(Pictured L to R): Kirk Brown, Grants Administrator, Caribbean Export Development Agency (CEDA); Winston Rolle, President, Bahamas Chamber of Commerce and Employers Confederation; Pamela Coke-Hamilton, Executive Director-CEDA; Charles Pratt, Commercial Manager-GBPA; Tony Bradshaw, CEDA; and Hank Ferguson, local trade economist.
Submitted by Deidre Rahming
FREEPORT, Grand Bahama -- Good news is on the horizon for locally based small and medium enterprises (SMEs). Representatives from The Grand Bahama Port Authority, Limited (GBPA) recently participated in the 4th Cariforum Regional Meeting of Business Support Organizations, held in Kingston, Jamaica, under the theme, ‘Sustainability for the Future’. A follow-up meeting held in Port of Spain, Trinidad, also saw GBPA participation. The second of the meetings was coordinated to assist Caribbean Private Sector Companies in ‘Doing Business with Europe’ and took as its theme, ‘How your business can benefit from the Cariforum-EU Economic Partnership Agreement (EPA)’.

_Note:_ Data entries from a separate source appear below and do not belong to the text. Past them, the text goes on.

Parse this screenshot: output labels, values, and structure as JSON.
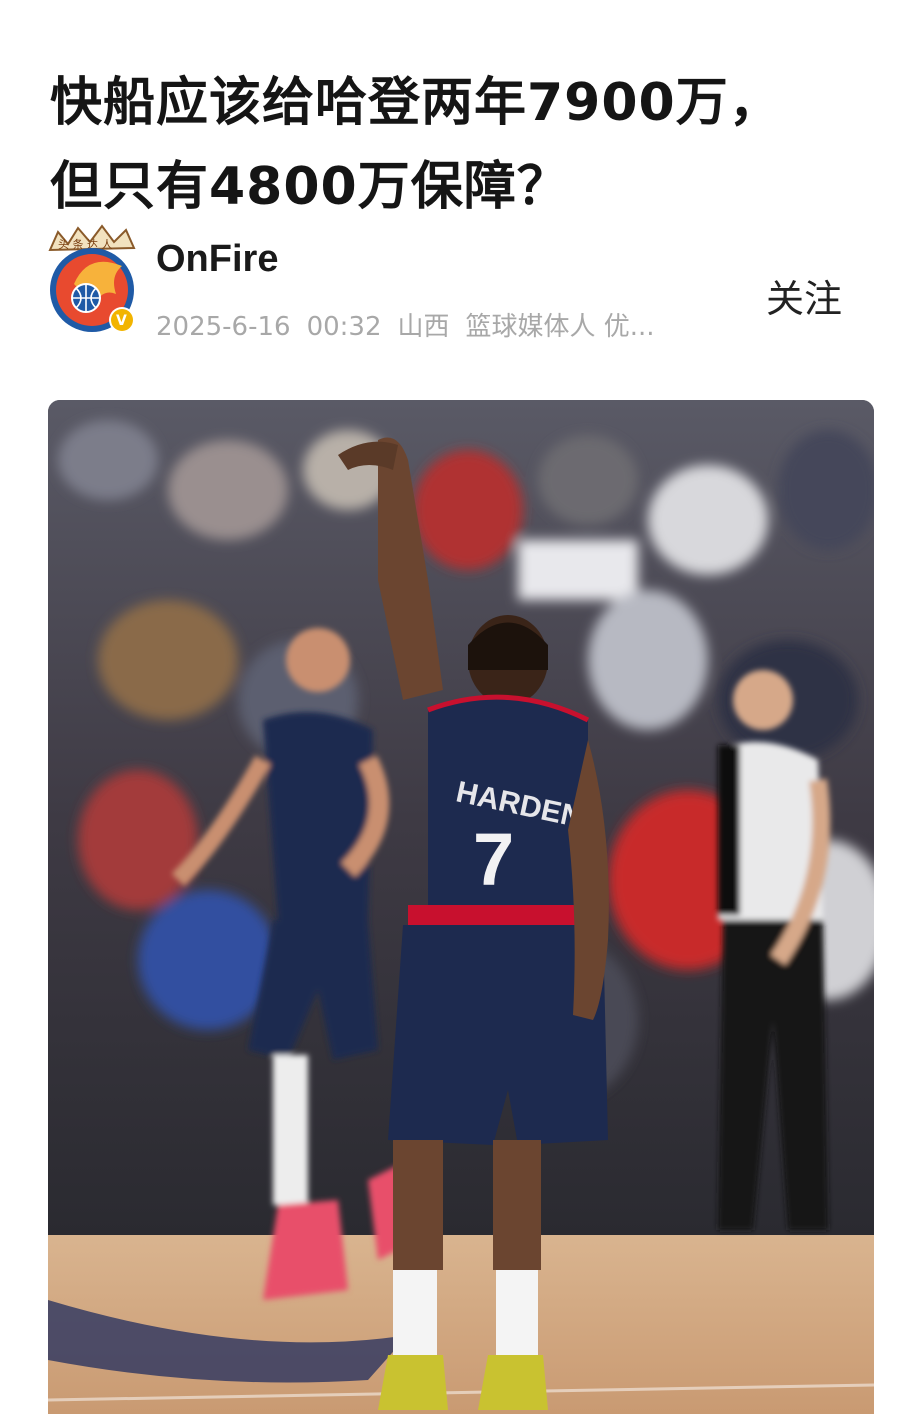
{
  "article": {
    "title_line1": "快船应该给哈登两年7900万，",
    "title_line2": "但只有4800万保障？"
  },
  "author": {
    "name": "OnFire",
    "avatar_badge_text": "头条达人",
    "verified_icon": "check-badge-icon",
    "date": "2025-6-16",
    "time": "00:32",
    "location": "山西",
    "description": "篮球媒体人 优...",
    "follow_label": "关注"
  },
  "photo": {
    "jersey_name": "HARDEN",
    "jersey_number": "7"
  },
  "colors": {
    "title": "#151515",
    "meta": "#a8a8a8",
    "jersey_navy": "#1d2a4f",
    "jersey_red": "#c8102e",
    "verified": "#f2b400"
  }
}
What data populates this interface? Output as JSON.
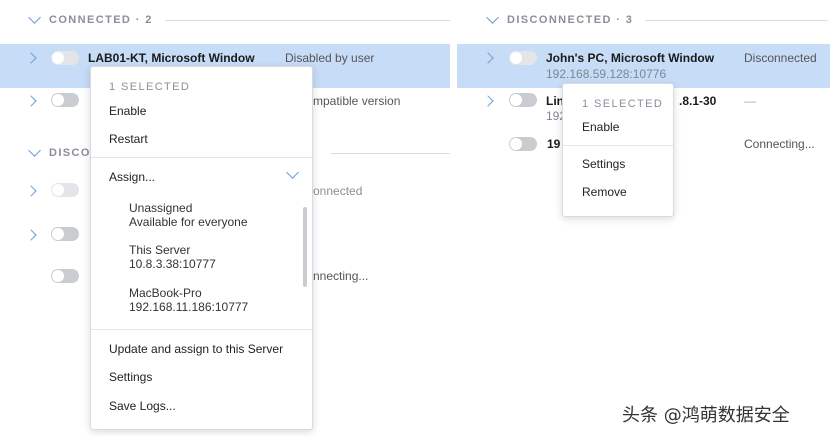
{
  "sections": {
    "connected_left": {
      "title": "CONNECTED · 2"
    },
    "disconnected_left": {
      "title": "DISCO"
    },
    "disconnected_right": {
      "title": "DISCONNECTED · 3"
    }
  },
  "left_rows": [
    {
      "name": "LAB01-KT, Microsoft Window",
      "status": "Disabled by user"
    },
    {
      "name": "",
      "status": "mpatible version"
    },
    {
      "name": "",
      "status": "onnected"
    },
    {
      "name": "",
      "status": ""
    },
    {
      "name": "",
      "status": "nnecting..."
    }
  ],
  "right_rows": [
    {
      "name": "John's PC, Microsoft Window",
      "address": "192.168.59.128:10776",
      "status": "Disconnected"
    },
    {
      "name": "Lin",
      "name_tail": ".8.1-30",
      "address": "192",
      "status": "—"
    },
    {
      "name": "19",
      "status": "Connecting..."
    }
  ],
  "left_menu": {
    "header": "1 SELECTED",
    "enable": "Enable",
    "restart": "Restart",
    "assign": "Assign...",
    "servers": [
      {
        "name": "Unassigned",
        "detail": "Available for everyone"
      },
      {
        "name": "This Server",
        "detail": "10.8.3.38:10777"
      },
      {
        "name": "MacBook-Pro",
        "detail": "192.168.11.186:10777"
      }
    ],
    "update_assign": "Update and assign to this Server",
    "settings": "Settings",
    "save_logs": "Save Logs..."
  },
  "right_menu": {
    "header": "1 SELECTED",
    "enable": "Enable",
    "settings": "Settings",
    "remove": "Remove"
  },
  "watermark": "头条 @鸿萌数据安全",
  "colors": {
    "accent": "#6b9dd6",
    "selected_row": "#c7dcf7"
  }
}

GBPA representatives included Charles Pratt, Commercial Manager-GBPA and trade economist, Hank Ferguson. GBPA-President, Ian Rolle, described the Port’s first-time attendance as a ‘bold initiative’ on the part of GBPA. “This seeks to ensure that we are leveraging our uniqueness as defined by the Hawksbill Creek Agreement to exploit opportunities of EPA to the benefit of our licensees, while exposing the advantages of doing business in Freeport to the regional Caribbean market,” Rolle said.
Both meetings were designed to enlarge on the range of opportunities and services available to the private sector in the English Speaking Caribbean and the Dominican Republic, collectively known as Cariforum. According to Mr. Pratt, the Jamaica meeting, sponsored by the Caribbean Export Development Agency (CEDA) was able to assemble all the major donors and business support organizations in the region to first identify challenges we collectively face, including access to finance and skilled labor force, cost of energy and other factors that impede small and medium sized business development.
“Beyond the identification of the challenges, we were given the opportunity to gain insight into millions of Euros being made available for private sector development and how we might pursue some of these benefits for Grand Bahama in general and licensees of the Port Authority,” he added.
SME GRANTS – Local licensees will soon learn more about opportunities for available grants for small and medium sized enterprises thanks to GBPA’s recent participation in the 4th Cariforum Regional Meeting of Business Support Organizations, held in Kingston, Jamaica. (Pictured L to R): Charles Pratt, Commercial Manager-GBPA; Kirk Brown, Grants Administrator, Caribbean Export Development Agency (CEDA); Winston Rolle, President, Bahamas Chamber of Commerce and Employers Confederation; Robert Glass, German International Cooperation Agency; and local trade economist, Hank Ferguson.EPA assistance for The Bahamas has traditionally been in the form of support of infrastructural development (airports, roads and bridges). Now, as a result of the 10th EDF Regional Private Sector Development Programme implemented by CEDA in Jamaica, Euro 165 million and supplemental funds are being made available to Cariforum members to assist in building business development programmes and to assist in taxation system reform.
Mr. Pratt further revealed that GBPA representatives were able to engage in private engagements with many foreign participants and CEDA is looking forward to visiting Freeport. “As a result of our talks, members of the Grand Bahama business community can look forward to upcoming seminars on proper procedures for grant writing applications so as to be able to access funds available for the development of SMEs.”
EU Member States traditionally have their own definition of what constitutes an SME, but now the EU has started to standardize the concept. Its current definition categorizes companies with fewer than 10 employees as "micro", those with fewer than 50 employees as "small", and those with fewer than 250 as "medium”.
Trinidad’s seminar for the Caribbean Business Community made very deliberate efforts to outline opportunities for Caribbean business expansion into Europe and potential benefits of joint venturing with EU firms. Presenters continued with a broad overview of the main provisions of the EPA agreement, concrete benefits to be derived and potential opportunities.
(Pictured L to R): Charles Pratt, Commercial Manager-GBPA; Kirk Brown, Grants Administrator, Caribbean Export Development Agency (CEDA); Winston Rolle, President, Bahamas Chamber of Commerce and Employers Confederation; Robert Glass, German International Cooperation Agency; and local trade economist, Hank Ferguson.
Summing up both visits as highly fruitful, President-Rolle was optimistic about future prospects for Grand Bahama. “This engagement by GBPA makes it clear that business is not being conducted as usual and every effort is being made to bring the maximum possible benefit to our stakeholders in these challenging times,” he stated.